Figure 1. The specified transmission profiles of the WFCAM filter set, normalised to the peak transmission, plotted against wavelength. The five broad-band filters are plotted in red, and the two 1% narrow-band filters are plotted in green. The lilac line plots the atmospheric transmission (normalised to the continuum) for typical conditions.
|The bandpass of the WFCAM Z filter (0.83-0.925µm) was designed to provide a reasonable match to the effective wavelength of the SDSS z' bandpass, but with a rectangular profile, and avoiding the atmospheric absorption band near 0.95µm. The two bandpasses are compared in Fig. 2. The specified WFCAM Z profile is shown in red. The array quantum efficiency is approximately flat over this wavelength range. The SDSS z' bandpass is defined by the long-pass z' filter and the falling q.e. of the CCDs towards longer wavelengths, multiplied by the atmospheric transmission. The normalised z' system throughput is shown as the grey dash-dot line. The effective wavelengths of the WFCAM Z and SDSS z' bandpasses are 0.876µm and 0.887µm, respectively (effective wavelength as defined by Schneider et al. (1993) ApJ, 264, 337).||

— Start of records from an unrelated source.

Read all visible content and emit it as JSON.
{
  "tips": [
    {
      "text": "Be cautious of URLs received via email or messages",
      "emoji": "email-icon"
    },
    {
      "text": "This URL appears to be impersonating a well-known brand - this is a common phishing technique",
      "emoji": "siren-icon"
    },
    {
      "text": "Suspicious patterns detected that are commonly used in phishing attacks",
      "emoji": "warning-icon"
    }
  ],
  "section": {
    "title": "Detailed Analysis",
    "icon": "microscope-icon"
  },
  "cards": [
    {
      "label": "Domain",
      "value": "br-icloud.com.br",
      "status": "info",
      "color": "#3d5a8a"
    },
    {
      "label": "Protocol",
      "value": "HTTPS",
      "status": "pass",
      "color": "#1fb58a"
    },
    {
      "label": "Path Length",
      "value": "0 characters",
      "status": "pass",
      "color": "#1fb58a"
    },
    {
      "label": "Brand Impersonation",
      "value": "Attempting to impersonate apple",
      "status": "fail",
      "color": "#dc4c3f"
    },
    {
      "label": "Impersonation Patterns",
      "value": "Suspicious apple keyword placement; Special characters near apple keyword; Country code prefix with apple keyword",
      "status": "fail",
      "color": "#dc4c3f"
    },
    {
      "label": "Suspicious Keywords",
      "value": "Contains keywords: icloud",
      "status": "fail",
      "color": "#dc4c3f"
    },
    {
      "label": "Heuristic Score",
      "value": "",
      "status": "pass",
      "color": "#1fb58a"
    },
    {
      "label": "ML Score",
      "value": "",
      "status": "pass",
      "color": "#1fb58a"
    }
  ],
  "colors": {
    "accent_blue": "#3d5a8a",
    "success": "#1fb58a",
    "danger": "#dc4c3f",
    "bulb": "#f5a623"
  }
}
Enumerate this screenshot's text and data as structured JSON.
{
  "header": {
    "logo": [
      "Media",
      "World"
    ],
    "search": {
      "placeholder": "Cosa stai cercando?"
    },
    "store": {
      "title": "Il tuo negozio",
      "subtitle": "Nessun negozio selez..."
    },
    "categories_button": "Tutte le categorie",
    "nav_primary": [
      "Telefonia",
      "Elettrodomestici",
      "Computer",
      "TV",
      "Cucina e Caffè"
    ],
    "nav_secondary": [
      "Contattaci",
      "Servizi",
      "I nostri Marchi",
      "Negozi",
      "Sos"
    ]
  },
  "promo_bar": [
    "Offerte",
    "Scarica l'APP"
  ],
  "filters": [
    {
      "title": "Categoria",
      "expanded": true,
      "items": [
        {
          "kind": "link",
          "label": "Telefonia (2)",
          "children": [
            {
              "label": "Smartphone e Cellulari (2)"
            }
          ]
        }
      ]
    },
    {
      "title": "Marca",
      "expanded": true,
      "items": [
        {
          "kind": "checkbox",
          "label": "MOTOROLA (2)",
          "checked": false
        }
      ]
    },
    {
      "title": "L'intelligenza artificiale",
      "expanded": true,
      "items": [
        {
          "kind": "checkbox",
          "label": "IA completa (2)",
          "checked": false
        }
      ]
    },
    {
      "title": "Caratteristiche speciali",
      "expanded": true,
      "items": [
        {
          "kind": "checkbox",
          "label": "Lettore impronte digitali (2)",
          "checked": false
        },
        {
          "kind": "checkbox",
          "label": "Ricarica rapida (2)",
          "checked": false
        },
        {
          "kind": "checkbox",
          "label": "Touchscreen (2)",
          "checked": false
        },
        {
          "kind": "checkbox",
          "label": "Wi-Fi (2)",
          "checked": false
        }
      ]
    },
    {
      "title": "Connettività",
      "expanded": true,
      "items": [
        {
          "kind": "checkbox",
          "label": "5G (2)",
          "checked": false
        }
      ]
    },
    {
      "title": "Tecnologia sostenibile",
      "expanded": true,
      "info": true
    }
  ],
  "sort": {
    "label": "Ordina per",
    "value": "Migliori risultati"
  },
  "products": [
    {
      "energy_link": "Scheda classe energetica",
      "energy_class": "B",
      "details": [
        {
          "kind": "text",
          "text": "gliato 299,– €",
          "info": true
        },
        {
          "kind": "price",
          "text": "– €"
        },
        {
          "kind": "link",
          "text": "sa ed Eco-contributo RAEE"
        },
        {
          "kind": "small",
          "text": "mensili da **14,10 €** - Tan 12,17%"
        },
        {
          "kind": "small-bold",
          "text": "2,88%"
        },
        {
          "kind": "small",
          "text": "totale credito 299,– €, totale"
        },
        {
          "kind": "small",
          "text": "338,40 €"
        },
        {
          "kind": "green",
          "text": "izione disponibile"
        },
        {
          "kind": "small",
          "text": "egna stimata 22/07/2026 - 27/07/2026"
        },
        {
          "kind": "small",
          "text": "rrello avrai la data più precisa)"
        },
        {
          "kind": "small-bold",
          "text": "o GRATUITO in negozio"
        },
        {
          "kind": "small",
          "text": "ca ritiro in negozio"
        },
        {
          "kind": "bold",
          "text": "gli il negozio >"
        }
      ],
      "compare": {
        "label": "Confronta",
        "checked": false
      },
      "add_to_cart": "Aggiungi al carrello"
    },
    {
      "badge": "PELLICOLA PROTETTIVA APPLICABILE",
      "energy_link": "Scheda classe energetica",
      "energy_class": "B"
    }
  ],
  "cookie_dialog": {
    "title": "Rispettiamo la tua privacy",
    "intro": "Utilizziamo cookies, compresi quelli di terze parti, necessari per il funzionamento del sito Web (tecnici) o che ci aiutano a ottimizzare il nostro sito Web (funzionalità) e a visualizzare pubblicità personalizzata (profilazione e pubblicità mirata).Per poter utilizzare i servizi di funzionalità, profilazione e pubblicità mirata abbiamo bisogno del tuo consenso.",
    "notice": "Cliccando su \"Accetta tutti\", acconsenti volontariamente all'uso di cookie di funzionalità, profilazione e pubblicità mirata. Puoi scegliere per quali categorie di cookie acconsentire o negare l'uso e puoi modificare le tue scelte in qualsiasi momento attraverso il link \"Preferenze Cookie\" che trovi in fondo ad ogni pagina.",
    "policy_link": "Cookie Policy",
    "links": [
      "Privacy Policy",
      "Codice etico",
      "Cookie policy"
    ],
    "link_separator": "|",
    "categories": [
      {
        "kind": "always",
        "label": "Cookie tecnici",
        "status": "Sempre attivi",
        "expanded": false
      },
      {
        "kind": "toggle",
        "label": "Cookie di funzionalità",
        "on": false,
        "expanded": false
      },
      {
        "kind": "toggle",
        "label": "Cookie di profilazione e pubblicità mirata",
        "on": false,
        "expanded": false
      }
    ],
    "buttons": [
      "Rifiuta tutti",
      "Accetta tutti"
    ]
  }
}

Figure 2. WFCAM Z filter. The red line plots the specified profile of the WFCAM Z filter, normalised to the peak transmission. The dash-dot grey line is the normalised system throughput for the SDSS z' passband (Fan et al. (2001) AJ, 121, 31). The lilac line plots the atmospheric transmission (normalised to the continuum) for typical conditions.
|The WFCAM Y filter (0.97-1.07µm) occupies the clean wavelength range between the atmospheric absorption bands at 0.95µm and 1.14µm. The bandpass is similar to, but slightly narrower than, the Y bandpass of Hillenbrand et al. (2002, PASP, 114, 708). The two bandpasses are compared in Fig. 3. The WFCAM Y filter (shown red) has a slightly redder cut-on wavelength than the Hillenbrand Y filter (shown grey dash-dot), in order to be clear of the atmospheric absorption band. The cut-off wavelength of the WFCAM Y filter is at a significantly bluer wavelength, and largely avoids the strong sky emission lines near 1.1µm. Not only does this reduce the sky background, but it improves the Y-J colour discrimination between high-redshift quasars and T dwarfs (as shown by Warren and Hewett (2002)).||
Figure 3. WFCAM Y filter. The red line plots the specified profile of the WFCAM Y filter, normalised to the peak transmission. The dash-dot grey line is the normalised profile of the Y filter of Hillenbrand et al. (2002, PASP, 114, 708). The orange line shows the spectrum of the sky (units unspecified). The lilac line plots the atmospheric transmission (normalised to the continuum) for typical conditions.